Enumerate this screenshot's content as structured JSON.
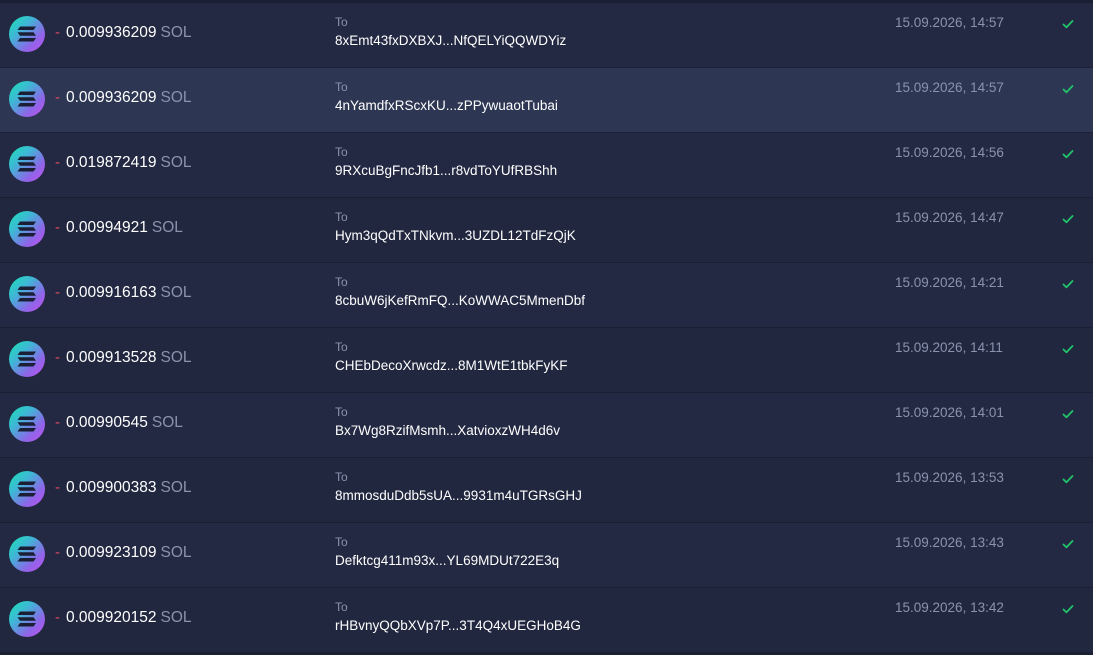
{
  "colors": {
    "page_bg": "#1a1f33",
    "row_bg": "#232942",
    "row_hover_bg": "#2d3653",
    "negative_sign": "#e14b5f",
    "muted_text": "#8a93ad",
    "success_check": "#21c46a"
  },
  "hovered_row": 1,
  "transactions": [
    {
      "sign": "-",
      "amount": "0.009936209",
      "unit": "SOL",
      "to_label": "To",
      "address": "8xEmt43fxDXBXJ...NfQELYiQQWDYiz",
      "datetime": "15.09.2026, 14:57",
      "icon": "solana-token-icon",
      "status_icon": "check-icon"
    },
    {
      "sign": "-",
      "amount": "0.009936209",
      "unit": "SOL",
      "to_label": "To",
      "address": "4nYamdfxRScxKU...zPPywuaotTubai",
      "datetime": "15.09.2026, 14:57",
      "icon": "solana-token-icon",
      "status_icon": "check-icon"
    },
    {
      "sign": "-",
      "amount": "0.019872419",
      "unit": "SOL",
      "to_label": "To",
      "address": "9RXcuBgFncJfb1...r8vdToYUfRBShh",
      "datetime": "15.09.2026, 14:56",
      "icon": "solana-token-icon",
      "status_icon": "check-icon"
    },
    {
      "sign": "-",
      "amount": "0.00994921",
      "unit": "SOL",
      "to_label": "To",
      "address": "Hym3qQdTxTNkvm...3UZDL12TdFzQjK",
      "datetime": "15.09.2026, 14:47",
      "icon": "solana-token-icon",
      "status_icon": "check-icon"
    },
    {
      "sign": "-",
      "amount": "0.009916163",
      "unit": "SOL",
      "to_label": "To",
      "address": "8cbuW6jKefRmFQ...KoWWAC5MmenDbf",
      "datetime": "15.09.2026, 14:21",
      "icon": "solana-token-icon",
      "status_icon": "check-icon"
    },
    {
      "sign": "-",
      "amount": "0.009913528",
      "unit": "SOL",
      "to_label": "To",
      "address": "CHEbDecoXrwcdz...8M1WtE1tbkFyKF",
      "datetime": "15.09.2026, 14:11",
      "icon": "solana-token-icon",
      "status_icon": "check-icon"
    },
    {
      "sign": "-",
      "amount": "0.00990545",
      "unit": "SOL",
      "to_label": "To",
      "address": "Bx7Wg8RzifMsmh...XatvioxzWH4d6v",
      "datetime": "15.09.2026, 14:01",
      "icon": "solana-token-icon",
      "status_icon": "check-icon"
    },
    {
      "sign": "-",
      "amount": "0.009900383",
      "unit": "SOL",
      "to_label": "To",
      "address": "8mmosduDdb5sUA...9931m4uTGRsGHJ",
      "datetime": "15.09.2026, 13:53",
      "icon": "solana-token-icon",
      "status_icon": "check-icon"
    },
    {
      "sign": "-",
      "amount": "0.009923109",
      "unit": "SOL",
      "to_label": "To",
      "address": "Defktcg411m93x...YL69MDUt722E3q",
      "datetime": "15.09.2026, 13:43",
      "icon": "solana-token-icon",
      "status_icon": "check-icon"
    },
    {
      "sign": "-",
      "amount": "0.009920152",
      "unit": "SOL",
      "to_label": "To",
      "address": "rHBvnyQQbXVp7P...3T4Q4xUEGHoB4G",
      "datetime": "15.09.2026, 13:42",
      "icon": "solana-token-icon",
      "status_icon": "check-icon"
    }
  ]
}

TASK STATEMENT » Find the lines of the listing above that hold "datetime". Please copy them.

WRITTEN ANSWER »
      "datetime": "15.09.2026, 14:57",
      "datetime": "15.09.2026, 14:57",
      "datetime": "15.09.2026, 14:56",
      "datetime": "15.09.2026, 14:47",
      "datetime": "15.09.2026, 14:21",
      "datetime": "15.09.2026, 14:11",
      "datetime": "15.09.2026, 14:01",
      "datetime": "15.09.2026, 13:53",
      "datetime": "15.09.2026, 13:43",
      "datetime": "15.09.2026, 13:42",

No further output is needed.